Main Entrance of the Cathedral at "Plaza del Obradoiro . Santiago de Compostela Cathedral, Galicia, Spain. The cathedral is the reputed burial-place of Saint James the Great, one of the apostles of Jesus Christ.
Construction of the present cathedral began in 1075 under the reign of Alfonso VI of Castile (1040-1109) and the patronage of bishop Diego Peláez. It was built mostly in granite. Construction was halted several times and, according to the Liber Sancti Iacobi, the last stone was laid in 1122. But by then, the construction of the cathedral was certainly not finished.
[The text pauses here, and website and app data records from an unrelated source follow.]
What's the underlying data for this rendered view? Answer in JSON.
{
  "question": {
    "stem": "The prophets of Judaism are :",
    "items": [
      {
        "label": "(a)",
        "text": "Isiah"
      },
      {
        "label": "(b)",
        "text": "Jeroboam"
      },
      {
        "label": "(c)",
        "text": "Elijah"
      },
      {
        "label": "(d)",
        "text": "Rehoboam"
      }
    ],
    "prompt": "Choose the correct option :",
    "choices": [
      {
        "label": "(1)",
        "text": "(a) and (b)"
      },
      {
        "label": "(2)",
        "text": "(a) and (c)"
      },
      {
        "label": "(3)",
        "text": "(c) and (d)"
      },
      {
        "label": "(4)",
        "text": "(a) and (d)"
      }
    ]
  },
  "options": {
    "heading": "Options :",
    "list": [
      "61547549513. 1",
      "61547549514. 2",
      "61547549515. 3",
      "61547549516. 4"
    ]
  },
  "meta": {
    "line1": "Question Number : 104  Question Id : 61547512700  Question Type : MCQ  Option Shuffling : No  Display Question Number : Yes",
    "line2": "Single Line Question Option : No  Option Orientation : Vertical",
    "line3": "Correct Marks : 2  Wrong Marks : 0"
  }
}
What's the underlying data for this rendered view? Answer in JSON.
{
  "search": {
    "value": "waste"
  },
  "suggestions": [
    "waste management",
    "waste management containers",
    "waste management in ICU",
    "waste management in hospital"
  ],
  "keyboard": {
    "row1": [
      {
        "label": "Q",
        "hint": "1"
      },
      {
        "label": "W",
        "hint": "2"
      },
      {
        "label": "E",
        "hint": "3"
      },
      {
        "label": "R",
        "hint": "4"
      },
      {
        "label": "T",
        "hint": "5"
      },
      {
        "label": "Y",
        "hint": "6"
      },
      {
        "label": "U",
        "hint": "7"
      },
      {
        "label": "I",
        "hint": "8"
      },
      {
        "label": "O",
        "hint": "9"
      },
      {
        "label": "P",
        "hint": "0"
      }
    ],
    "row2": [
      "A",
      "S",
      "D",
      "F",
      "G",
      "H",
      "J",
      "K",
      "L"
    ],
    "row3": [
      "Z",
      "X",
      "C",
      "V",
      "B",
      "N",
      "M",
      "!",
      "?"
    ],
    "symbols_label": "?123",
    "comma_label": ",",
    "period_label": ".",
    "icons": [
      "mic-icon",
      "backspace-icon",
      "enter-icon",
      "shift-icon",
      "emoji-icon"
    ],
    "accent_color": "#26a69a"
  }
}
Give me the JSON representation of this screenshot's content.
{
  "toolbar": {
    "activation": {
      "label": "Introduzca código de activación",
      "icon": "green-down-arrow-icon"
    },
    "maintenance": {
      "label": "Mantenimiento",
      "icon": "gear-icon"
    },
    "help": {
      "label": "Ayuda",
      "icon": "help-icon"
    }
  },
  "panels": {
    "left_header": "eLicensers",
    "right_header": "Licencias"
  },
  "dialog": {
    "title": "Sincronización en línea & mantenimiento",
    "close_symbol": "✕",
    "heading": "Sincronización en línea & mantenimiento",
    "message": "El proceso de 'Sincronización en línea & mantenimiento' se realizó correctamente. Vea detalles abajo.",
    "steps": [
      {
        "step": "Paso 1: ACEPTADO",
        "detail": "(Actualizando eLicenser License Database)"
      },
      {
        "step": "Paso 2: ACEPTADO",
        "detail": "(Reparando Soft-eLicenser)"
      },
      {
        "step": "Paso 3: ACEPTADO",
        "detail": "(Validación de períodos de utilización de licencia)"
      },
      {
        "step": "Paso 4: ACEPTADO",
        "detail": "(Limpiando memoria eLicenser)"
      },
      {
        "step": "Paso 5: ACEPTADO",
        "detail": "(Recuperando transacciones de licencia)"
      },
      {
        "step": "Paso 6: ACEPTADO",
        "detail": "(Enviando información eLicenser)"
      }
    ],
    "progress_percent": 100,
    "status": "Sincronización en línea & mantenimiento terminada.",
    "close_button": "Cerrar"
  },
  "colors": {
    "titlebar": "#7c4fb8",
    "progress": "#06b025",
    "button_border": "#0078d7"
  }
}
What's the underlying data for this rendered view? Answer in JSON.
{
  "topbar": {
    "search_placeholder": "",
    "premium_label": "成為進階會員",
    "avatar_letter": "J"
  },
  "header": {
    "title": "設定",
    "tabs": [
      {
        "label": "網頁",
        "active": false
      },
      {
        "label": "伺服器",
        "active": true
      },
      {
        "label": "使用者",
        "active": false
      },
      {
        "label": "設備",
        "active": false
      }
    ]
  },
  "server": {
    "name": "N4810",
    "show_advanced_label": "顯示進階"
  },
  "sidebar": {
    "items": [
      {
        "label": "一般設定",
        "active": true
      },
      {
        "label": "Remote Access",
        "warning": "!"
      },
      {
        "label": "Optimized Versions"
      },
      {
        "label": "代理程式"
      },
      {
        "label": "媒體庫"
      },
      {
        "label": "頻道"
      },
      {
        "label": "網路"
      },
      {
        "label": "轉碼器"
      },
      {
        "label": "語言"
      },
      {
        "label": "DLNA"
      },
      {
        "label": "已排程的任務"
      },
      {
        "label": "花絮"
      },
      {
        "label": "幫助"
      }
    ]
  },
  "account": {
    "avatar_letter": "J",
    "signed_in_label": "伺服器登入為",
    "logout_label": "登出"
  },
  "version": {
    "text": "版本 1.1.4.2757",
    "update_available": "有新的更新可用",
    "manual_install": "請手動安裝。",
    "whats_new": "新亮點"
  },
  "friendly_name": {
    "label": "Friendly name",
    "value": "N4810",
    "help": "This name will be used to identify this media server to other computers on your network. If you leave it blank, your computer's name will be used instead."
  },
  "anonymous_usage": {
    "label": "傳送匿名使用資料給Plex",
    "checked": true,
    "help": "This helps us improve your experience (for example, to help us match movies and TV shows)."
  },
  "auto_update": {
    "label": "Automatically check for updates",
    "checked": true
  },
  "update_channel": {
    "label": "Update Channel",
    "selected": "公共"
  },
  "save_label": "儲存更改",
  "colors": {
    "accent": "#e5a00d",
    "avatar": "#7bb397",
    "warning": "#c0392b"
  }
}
The cathedral was consecrated in 1128 in the presence of king Alfonso IX of Leon.
According to the Codex Calixtinus the architects were "Bernard the elder, a wonderful master", his assistant Rotbertus and, later possibly, "Esteban, master of the cathedral works". In the last stage "Bernard, the younger" was in charge of the building. He also constructed a monumental fountain in front of the north portal in 1122.
The church became an episcopal see in 1075 and, due to its growing importance as a place of pilgrimage, it was soon raised to an archiepiscopal see by pope Urban II in 1100. A university was added in 1495.
The cathedral has been embellished and expanded between the 16th and the 18th century.
It is the destination of the Way of St. James (popularly known by its local denominations: Galician Camiño de Santiago, Portuguese Caminho de Santiago, Spanish Camino de Santiago, French Chemin de St. Jacques, German Jakobsweg, and so on), a major historical pilgrimage route since the Middle Ages.
According to legend, the apostle Saint James the Great brought the Message of Christ to the Celts in the Iberian Peninsula. In 44 AD he was beheaded in Jerusalem. His remains were later brought back to Galicia, Spain.